“When such remarks are heard by Chinese people, the latter find it piercing. They will definitely make Chinese investors worry about Malaysian public opinion and whether such an atmosphere will affect investment in the country,” it said.

The op-ed stated that while Prime Minister Tun Dr Mahathir Mohamad has promoted friendly cooperation between both countries and had urged Chinese companies to invest in and increase technology transfer to Malaysia, his remarks on China-funded projects “gave rise to confusion”, it said.

“Like this time, it is startling to equate the controversy surrounding a factory wall with state sovereignty,” it said.

Dr Mahathir had earlier announced his intention to tear down the perimeter wall around the MCKIP in Pahang after complaints emerged that local elected officials were not allowed into the premises.

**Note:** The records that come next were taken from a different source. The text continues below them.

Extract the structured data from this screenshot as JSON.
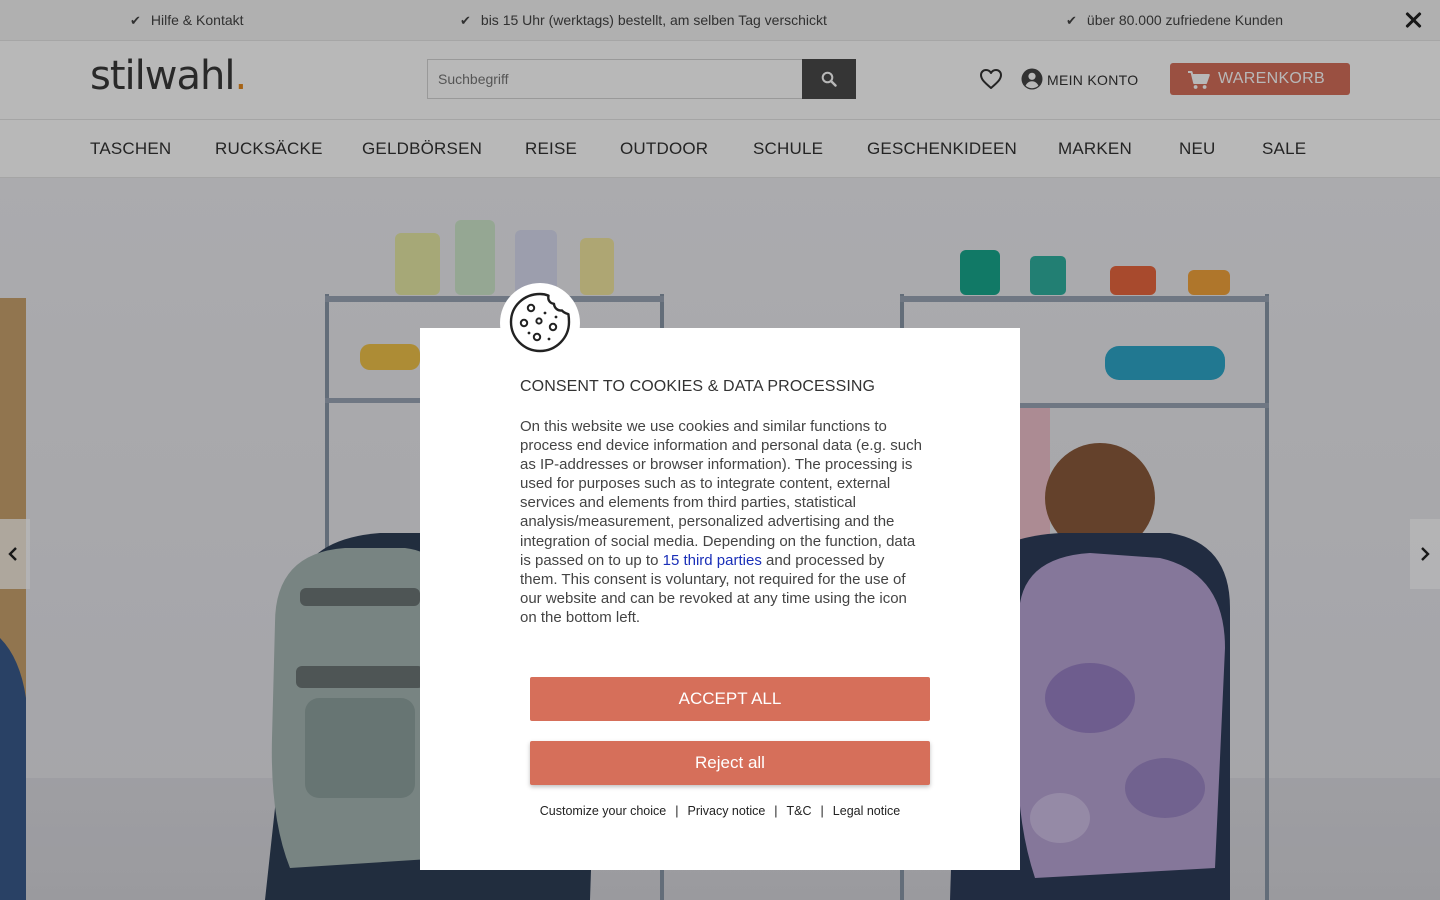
{
  "topbar": {
    "usps": [
      {
        "check": "✔",
        "text": "Hilfe & Kontakt"
      },
      {
        "check": "✔",
        "text": "bis 15 Uhr (werktags) bestellt, am selben Tag verschickt"
      },
      {
        "check": "✔",
        "text": "über 80.000 zufriedene Kunden"
      }
    ]
  },
  "header": {
    "logo_text": "stilwahl",
    "logo_dot": ".",
    "search_placeholder": "Suchbegriff",
    "account_label": "MEIN KONTO",
    "cart_label": "WARENKORB"
  },
  "nav": {
    "items": [
      "TASCHEN",
      "RUCKSÄCKE",
      "GELDBÖRSEN",
      "REISE",
      "OUTDOOR",
      "SCHULE",
      "GESCHENKIDEEN",
      "MARKEN",
      "NEU",
      "SALE"
    ]
  },
  "consent": {
    "title": "CONSENT TO COOKIES & DATA PROCESSING",
    "body_before_link": "On this website we use cookies and similar functions to process end device information and personal data (e.g. such as IP-addresses or browser information). The processing is used for purposes such as to integrate content, external services and elements from third parties, statistical analysis/measurement, personalized advertising and the integration of social media. Depending on the function, data is passed on to up to ",
    "body_link": "15 third parties",
    "body_after_link": " and processed by them. This consent is voluntary, not required for the use of our website and can be revoked at any time using the icon on the bottom left.",
    "accept_label": "ACCEPT ALL",
    "reject_label": "Reject all",
    "links": [
      "Customize your choice",
      "Privacy notice",
      "T&C",
      "Legal notice"
    ],
    "separator": "|"
  },
  "colors": {
    "accent": "#d66f5a",
    "logo_dot": "#e5891e",
    "link": "#1a2fb8"
  }
}
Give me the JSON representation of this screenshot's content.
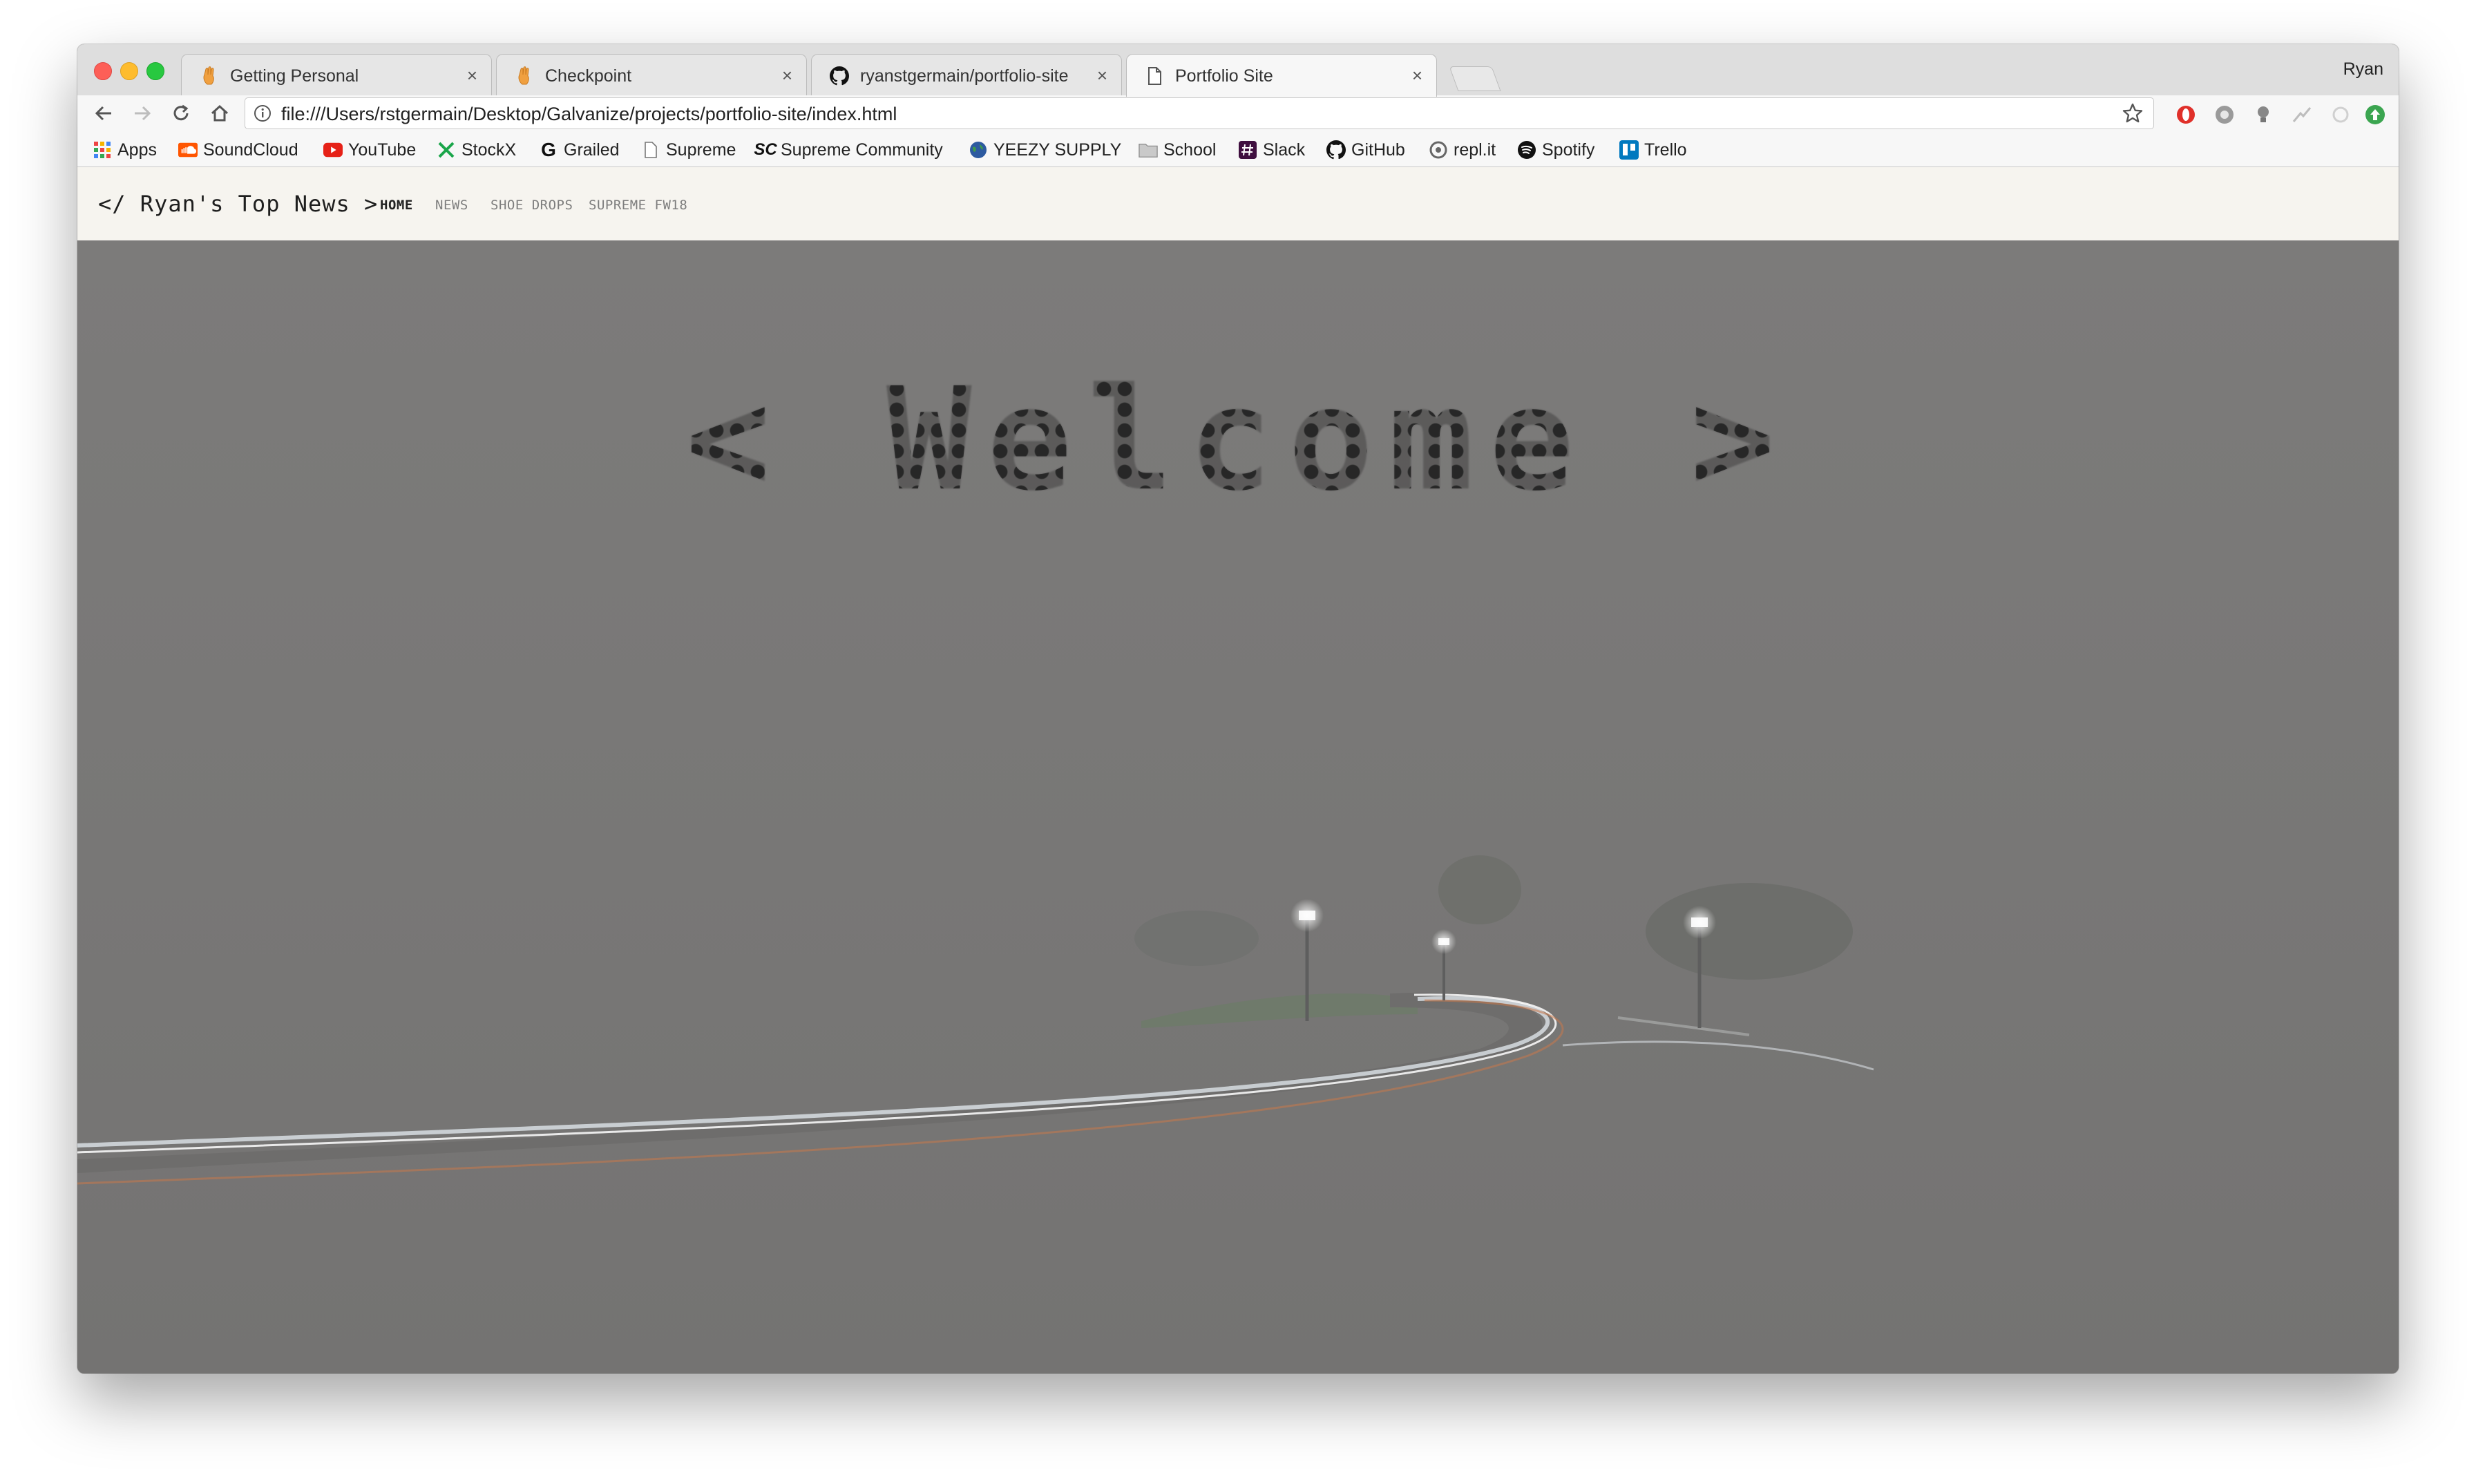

In an interview with Malaysiakini, he said: "Nobody has ever done that. You build a wall around an industrial park and you don't even allow Malaysians to go in.

"This is not the practice we use. We have hundreds of industrial park and they are all under Malaysian law. So we need to take down walls and all that because these are wrong in our country."

Global Times said Chinese investors “have no intention of eroding Malaysian sovereignty".

“The MCKIP was established by joint promotion of the two governments. It is impossible for Chinese authorities to enforce any law there. The entire industrial park is protected by Malaysian law and is functioning under Malaysian law.

“If the industrial park's operation is at odds with local residents' interests, the Malaysian government should resolve the problems through coordination, instead of comparing them to sovereignty issues, which would probably only aggravate the disputes,” it said.

Meanwhile, the publication also urged China to “understand and adapt to Malaysia's internal adjustments and remain consistent in cooperation with the country” while Chinese companies should protect their own interests.

“The Chinese government should also help them safeguard their interests so that expanding cooperation and settling disputes according to laws and regulations will become the norm,” it said.